An exact copy of the records is required, minus the pictures they hold.

> Stored records

☆ ☆ ☆

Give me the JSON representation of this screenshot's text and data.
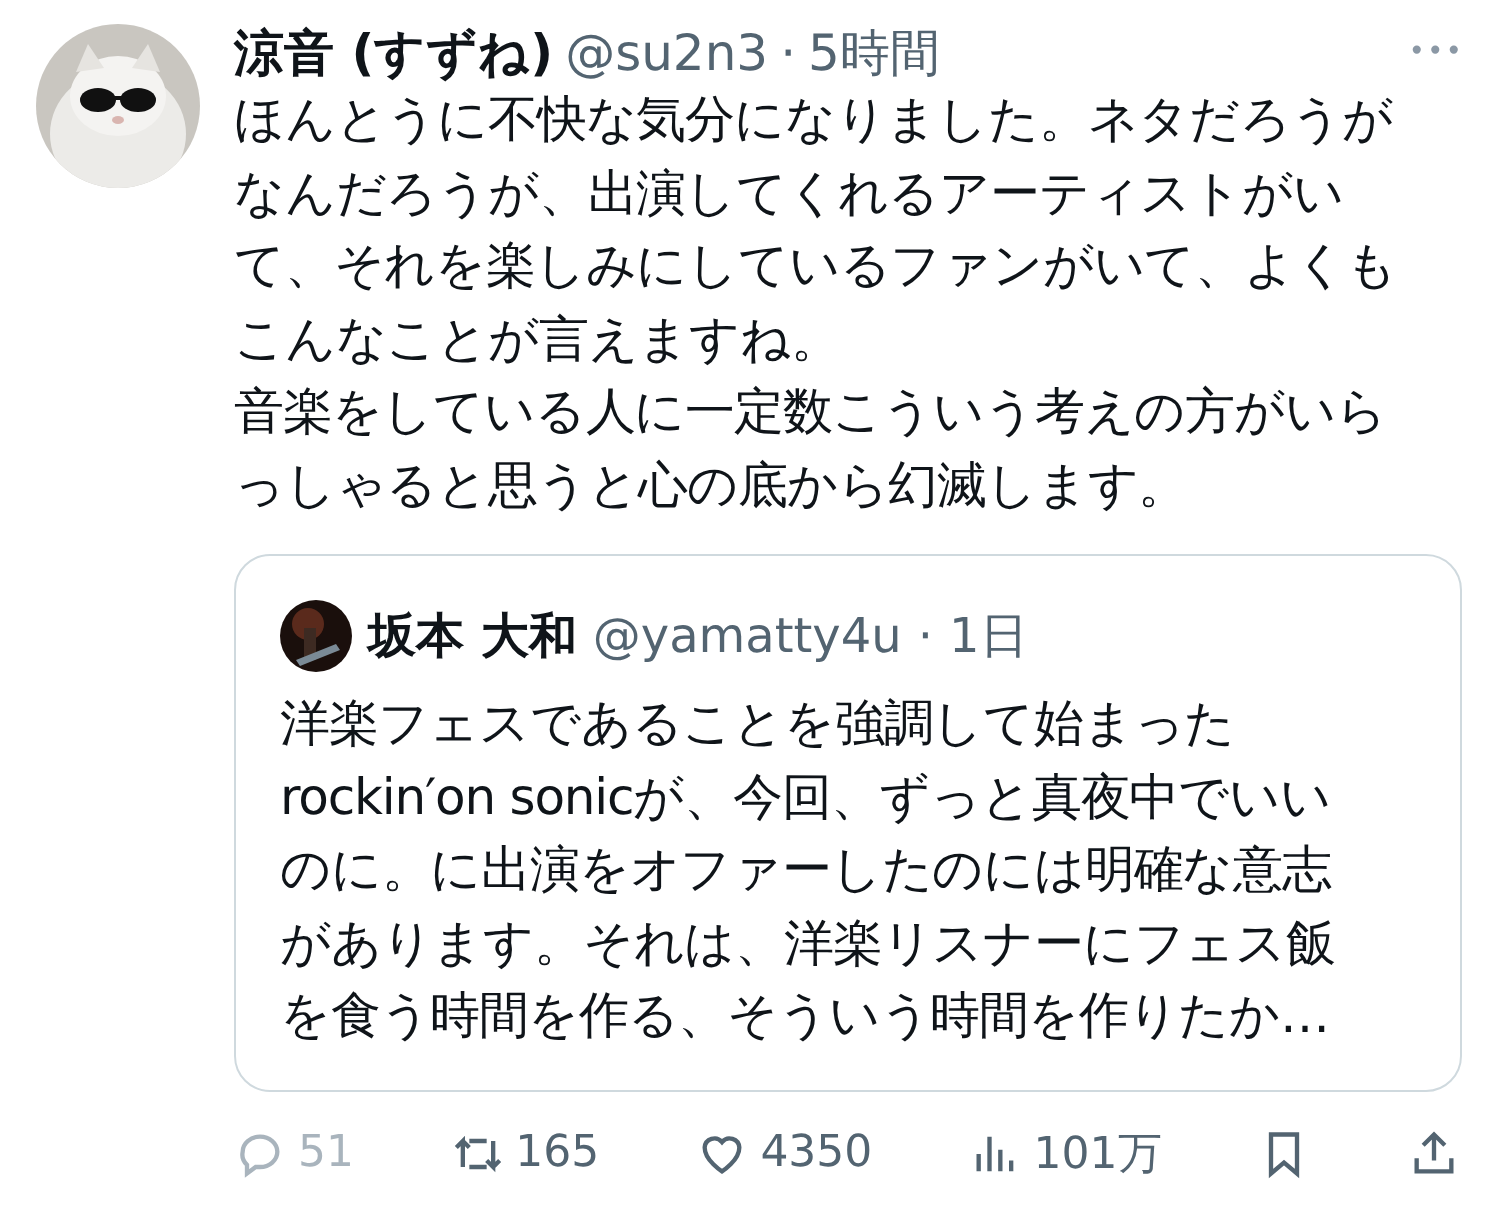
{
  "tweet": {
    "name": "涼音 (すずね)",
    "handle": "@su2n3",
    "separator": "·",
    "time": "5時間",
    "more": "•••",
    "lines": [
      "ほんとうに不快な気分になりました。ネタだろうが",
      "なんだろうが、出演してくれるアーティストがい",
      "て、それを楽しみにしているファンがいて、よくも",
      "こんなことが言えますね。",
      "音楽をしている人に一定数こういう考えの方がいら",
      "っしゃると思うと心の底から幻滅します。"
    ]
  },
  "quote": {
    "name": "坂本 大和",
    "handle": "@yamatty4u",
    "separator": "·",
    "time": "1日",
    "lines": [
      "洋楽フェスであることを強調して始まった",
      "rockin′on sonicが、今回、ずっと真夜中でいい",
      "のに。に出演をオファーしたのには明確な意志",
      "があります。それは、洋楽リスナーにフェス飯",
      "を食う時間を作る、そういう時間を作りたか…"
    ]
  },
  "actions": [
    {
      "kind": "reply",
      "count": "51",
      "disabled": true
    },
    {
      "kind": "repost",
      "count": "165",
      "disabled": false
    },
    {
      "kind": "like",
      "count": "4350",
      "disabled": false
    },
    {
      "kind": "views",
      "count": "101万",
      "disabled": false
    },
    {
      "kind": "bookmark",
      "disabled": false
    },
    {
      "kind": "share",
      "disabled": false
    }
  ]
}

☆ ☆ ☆

> RESPONSE TO THIS TASK
Give me the JSON representation of this screenshot's text and data.
{
  "tweet": {
    "name": "涼音 (すずね)",
    "handle": "@su2n3",
    "separator": "·",
    "time": "5時間",
    "more": "•••",
    "lines": [
      "ほんとうに不快な気分になりました。ネタだろうが",
      "なんだろうが、出演してくれるアーティストがい",
      "て、それを楽しみにしているファンがいて、よくも",
      "こんなことが言えますね。",
      "音楽をしている人に一定数こういう考えの方がいら",
      "っしゃると思うと心の底から幻滅します。"
    ]
  },
  "quote": {
    "name": "坂本 大和",
    "handle": "@yamatty4u",
    "separator": "·",
    "time": "1日",
    "lines": [
      "洋楽フェスであることを強調して始まった",
      "rockin′on sonicが、今回、ずっと真夜中でいい",
      "のに。に出演をオファーしたのには明確な意志",
      "があります。それは、洋楽リスナーにフェス飯",
      "を食う時間を作る、そういう時間を作りたか…"
    ]
  },
  "actions": [
    {
      "kind": "reply",
      "count": "51",
      "disabled": true
    },
    {
      "kind": "repost",
      "count": "165",
      "disabled": false
    },
    {
      "kind": "like",
      "count": "4350",
      "disabled": false
    },
    {
      "kind": "views",
      "count": "101万",
      "disabled": false
    },
    {
      "kind": "bookmark",
      "disabled": false
    },
    {
      "kind": "share",
      "disabled": false
    }
  ]
}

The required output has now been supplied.